Available records:
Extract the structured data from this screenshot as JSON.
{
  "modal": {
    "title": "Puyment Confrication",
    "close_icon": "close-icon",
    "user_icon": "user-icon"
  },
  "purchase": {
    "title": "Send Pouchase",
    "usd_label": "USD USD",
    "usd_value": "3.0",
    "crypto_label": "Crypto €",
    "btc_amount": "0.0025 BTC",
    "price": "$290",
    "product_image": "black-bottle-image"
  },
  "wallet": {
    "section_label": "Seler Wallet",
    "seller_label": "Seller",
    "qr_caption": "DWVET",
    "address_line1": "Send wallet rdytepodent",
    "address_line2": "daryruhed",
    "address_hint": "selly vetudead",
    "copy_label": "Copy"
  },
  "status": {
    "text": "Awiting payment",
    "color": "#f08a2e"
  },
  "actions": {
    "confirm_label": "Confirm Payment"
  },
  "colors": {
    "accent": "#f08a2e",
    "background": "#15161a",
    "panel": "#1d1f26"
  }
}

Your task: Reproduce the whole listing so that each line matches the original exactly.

Exercise solution:
Extract the structured data from this screenshot as JSON.
{
  "modal": {
    "title": "Puyment Confrication",
    "close_icon": "close-icon",
    "user_icon": "user-icon"
  },
  "purchase": {
    "title": "Send Pouchase",
    "usd_label": "USD USD",
    "usd_value": "3.0",
    "crypto_label": "Crypto €",
    "btc_amount": "0.0025 BTC",
    "price": "$290",
    "product_image": "black-bottle-image"
  },
  "wallet": {
    "section_label": "Seler Wallet",
    "seller_label": "Seller",
    "qr_caption": "DWVET",
    "address_line1": "Send wallet rdytepodent",
    "address_line2": "daryruhed",
    "address_hint": "selly vetudead",
    "copy_label": "Copy"
  },
  "status": {
    "text": "Awiting payment",
    "color": "#f08a2e"
  },
  "actions": {
    "confirm_label": "Confirm Payment"
  },
  "colors": {
    "accent": "#f08a2e",
    "background": "#15161a",
    "panel": "#1d1f26"
  }
}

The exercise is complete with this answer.